# REQUIRED WORK
Set down each entry exactly as it stands, without altering a single character.

# RECORDS SHOWN
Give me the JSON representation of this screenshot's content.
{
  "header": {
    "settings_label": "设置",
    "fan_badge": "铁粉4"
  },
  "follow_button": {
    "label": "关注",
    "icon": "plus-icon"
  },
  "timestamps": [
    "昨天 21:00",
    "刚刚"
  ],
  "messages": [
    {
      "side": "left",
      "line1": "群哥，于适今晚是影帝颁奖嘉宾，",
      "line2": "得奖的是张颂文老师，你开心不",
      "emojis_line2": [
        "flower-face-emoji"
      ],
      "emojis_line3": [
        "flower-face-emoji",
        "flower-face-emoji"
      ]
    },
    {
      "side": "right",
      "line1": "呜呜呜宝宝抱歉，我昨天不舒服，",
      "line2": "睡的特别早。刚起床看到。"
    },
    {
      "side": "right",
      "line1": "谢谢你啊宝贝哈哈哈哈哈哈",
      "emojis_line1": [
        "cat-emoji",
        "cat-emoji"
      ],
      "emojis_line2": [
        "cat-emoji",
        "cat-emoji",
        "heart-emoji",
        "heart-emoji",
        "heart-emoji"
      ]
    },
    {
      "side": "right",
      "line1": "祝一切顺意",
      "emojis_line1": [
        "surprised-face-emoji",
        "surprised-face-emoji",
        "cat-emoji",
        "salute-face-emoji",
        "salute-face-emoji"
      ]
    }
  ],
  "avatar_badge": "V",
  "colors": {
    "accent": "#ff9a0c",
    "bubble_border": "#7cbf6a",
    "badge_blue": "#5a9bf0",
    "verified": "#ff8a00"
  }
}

# PROBLEM SOLUTION
Give me the JSON representation of this screenshot's content.
{
  "header": {
    "settings_label": "设置",
    "fan_badge": "铁粉4"
  },
  "follow_button": {
    "label": "关注",
    "icon": "plus-icon"
  },
  "timestamps": [
    "昨天 21:00",
    "刚刚"
  ],
  "messages": [
    {
      "side": "left",
      "line1": "群哥，于适今晚是影帝颁奖嘉宾，",
      "line2": "得奖的是张颂文老师，你开心不",
      "emojis_line2": [
        "flower-face-emoji"
      ],
      "emojis_line3": [
        "flower-face-emoji",
        "flower-face-emoji"
      ]
    },
    {
      "side": "right",
      "line1": "呜呜呜宝宝抱歉，我昨天不舒服，",
      "line2": "睡的特别早。刚起床看到。"
    },
    {
      "side": "right",
      "line1": "谢谢你啊宝贝哈哈哈哈哈哈",
      "emojis_line1": [
        "cat-emoji",
        "cat-emoji"
      ],
      "emojis_line2": [
        "cat-emoji",
        "cat-emoji",
        "heart-emoji",
        "heart-emoji",
        "heart-emoji"
      ]
    },
    {
      "side": "right",
      "line1": "祝一切顺意",
      "emojis_line1": [
        "surprised-face-emoji",
        "surprised-face-emoji",
        "cat-emoji",
        "salute-face-emoji",
        "salute-face-emoji"
      ]
    }
  ],
  "avatar_badge": "V",
  "colors": {
    "accent": "#ff9a0c",
    "bubble_border": "#7cbf6a",
    "badge_blue": "#5a9bf0",
    "verified": "#ff8a00"
  }
}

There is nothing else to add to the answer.